→ Description of the task:
The required answer is an exact copy of every entry underneath.

- - - - - - -

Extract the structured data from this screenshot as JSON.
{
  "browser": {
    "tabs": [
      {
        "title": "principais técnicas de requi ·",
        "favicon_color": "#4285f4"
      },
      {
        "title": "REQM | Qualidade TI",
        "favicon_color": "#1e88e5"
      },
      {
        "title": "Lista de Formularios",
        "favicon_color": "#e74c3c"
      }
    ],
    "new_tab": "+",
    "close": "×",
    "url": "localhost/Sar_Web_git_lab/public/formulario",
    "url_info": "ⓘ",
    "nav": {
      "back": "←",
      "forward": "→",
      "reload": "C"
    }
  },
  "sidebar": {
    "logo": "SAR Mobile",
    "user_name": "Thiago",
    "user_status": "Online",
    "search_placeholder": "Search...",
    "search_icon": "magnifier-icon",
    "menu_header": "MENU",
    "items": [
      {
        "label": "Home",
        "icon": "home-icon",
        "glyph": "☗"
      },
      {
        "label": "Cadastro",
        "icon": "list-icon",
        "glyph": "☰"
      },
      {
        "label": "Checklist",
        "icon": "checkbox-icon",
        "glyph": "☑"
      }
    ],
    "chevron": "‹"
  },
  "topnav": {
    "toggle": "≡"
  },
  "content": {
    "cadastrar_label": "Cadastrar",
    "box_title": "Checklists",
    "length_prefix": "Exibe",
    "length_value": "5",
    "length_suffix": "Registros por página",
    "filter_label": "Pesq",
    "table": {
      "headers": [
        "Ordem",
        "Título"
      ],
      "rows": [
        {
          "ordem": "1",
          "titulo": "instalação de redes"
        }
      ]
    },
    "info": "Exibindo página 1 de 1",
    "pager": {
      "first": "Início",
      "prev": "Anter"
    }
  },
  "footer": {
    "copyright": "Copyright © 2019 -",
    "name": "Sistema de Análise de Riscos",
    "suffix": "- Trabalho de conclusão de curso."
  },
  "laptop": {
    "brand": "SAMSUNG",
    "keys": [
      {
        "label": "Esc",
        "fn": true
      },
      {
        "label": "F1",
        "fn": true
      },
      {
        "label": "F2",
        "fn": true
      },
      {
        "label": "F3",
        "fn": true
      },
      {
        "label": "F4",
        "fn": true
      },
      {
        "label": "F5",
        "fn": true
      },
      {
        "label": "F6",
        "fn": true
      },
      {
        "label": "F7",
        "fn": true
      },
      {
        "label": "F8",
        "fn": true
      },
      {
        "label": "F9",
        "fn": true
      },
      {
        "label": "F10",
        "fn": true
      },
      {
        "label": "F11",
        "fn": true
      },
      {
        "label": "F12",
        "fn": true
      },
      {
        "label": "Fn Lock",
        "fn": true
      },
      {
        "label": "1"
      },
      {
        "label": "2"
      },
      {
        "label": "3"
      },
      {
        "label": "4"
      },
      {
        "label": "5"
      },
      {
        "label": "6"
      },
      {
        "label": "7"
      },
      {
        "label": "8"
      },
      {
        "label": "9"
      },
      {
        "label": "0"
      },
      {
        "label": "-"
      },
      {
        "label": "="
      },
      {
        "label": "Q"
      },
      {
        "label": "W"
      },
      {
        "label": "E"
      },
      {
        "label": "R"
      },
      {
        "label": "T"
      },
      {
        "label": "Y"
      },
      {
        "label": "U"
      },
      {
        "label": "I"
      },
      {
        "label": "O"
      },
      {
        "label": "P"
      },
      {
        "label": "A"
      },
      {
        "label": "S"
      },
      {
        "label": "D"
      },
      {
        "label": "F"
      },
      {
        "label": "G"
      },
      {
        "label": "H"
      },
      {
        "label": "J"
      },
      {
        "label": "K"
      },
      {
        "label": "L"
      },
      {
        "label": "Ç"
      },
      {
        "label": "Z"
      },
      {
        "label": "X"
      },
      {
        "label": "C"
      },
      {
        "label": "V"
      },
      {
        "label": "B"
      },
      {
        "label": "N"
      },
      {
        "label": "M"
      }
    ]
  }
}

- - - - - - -

→ Reply:
Extract the structured data from this screenshot as JSON.
{
  "browser": {
    "tabs": [
      {
        "title": "principais técnicas de requi ·",
        "favicon_color": "#4285f4"
      },
      {
        "title": "REQM | Qualidade TI",
        "favicon_color": "#1e88e5"
      },
      {
        "title": "Lista de Formularios",
        "favicon_color": "#e74c3c"
      }
    ],
    "new_tab": "+",
    "close": "×",
    "url": "localhost/Sar_Web_git_lab/public/formulario",
    "url_info": "ⓘ",
    "nav": {
      "back": "←",
      "forward": "→",
      "reload": "C"
    }
  },
  "sidebar": {
    "logo": "SAR Mobile",
    "user_name": "Thiago",
    "user_status": "Online",
    "search_placeholder": "Search...",
    "search_icon": "magnifier-icon",
    "menu_header": "MENU",
    "items": [
      {
        "label": "Home",
        "icon": "home-icon",
        "glyph": "☗"
      },
      {
        "label": "Cadastro",
        "icon": "list-icon",
        "glyph": "☰"
      },
      {
        "label": "Checklist",
        "icon": "checkbox-icon",
        "glyph": "☑"
      }
    ],
    "chevron": "‹"
  },
  "topnav": {
    "toggle": "≡"
  },
  "content": {
    "cadastrar_label": "Cadastrar",
    "box_title": "Checklists",
    "length_prefix": "Exibe",
    "length_value": "5",
    "length_suffix": "Registros por página",
    "filter_label": "Pesq",
    "table": {
      "headers": [
        "Ordem",
        "Título"
      ],
      "rows": [
        {
          "ordem": "1",
          "titulo": "instalação de redes"
        }
      ]
    },
    "info": "Exibindo página 1 de 1",
    "pager": {
      "first": "Início",
      "prev": "Anter"
    }
  },
  "footer": {
    "copyright": "Copyright © 2019 -",
    "name": "Sistema de Análise de Riscos",
    "suffix": "- Trabalho de conclusão de curso."
  },
  "laptop": {
    "brand": "SAMSUNG",
    "keys": [
      {
        "label": "Esc",
        "fn": true
      },
      {
        "label": "F1",
        "fn": true
      },
      {
        "label": "F2",
        "fn": true
      },
      {
        "label": "F3",
        "fn": true
      },
      {
        "label": "F4",
        "fn": true
      },
      {
        "label": "F5",
        "fn": true
      },
      {
        "label": "F6",
        "fn": true
      },
      {
        "label": "F7",
        "fn": true
      },
      {
        "label": "F8",
        "fn": true
      },
      {
        "label": "F9",
        "fn": true
      },
      {
        "label": "F10",
        "fn": true
      },
      {
        "label": "F11",
        "fn": true
      },
      {
        "label": "F12",
        "fn": true
      },
      {
        "label": "Fn Lock",
        "fn": true
      },
      {
        "label": "1"
      },
      {
        "label": "2"
      },
      {
        "label": "3"
      },
      {
        "label": "4"
      },
      {
        "label": "5"
      },
      {
        "label": "6"
      },
      {
        "label": "7"
      },
      {
        "label": "8"
      },
      {
        "label": "9"
      },
      {
        "label": "0"
      },
      {
        "label": "-"
      },
      {
        "label": "="
      },
      {
        "label": "Q"
      },
      {
        "label": "W"
      },
      {
        "label": "E"
      },
      {
        "label": "R"
      },
      {
        "label": "T"
      },
      {
        "label": "Y"
      },
      {
        "label": "U"
      },
      {
        "label": "I"
      },
      {
        "label": "O"
      },
      {
        "label": "P"
      },
      {
        "label": "A"
      },
      {
        "label": "S"
      },
      {
        "label": "D"
      },
      {
        "label": "F"
      },
      {
        "label": "G"
      },
      {
        "label": "H"
      },
      {
        "label": "J"
      },
      {
        "label": "K"
      },
      {
        "label": "L"
      },
      {
        "label": "Ç"
      },
      {
        "label": "Z"
      },
      {
        "label": "X"
      },
      {
        "label": "C"
      },
      {
        "label": "V"
      },
      {
        "label": "B"
      },
      {
        "label": "N"
      },
      {
        "label": "M"
      }
    ]
  }
}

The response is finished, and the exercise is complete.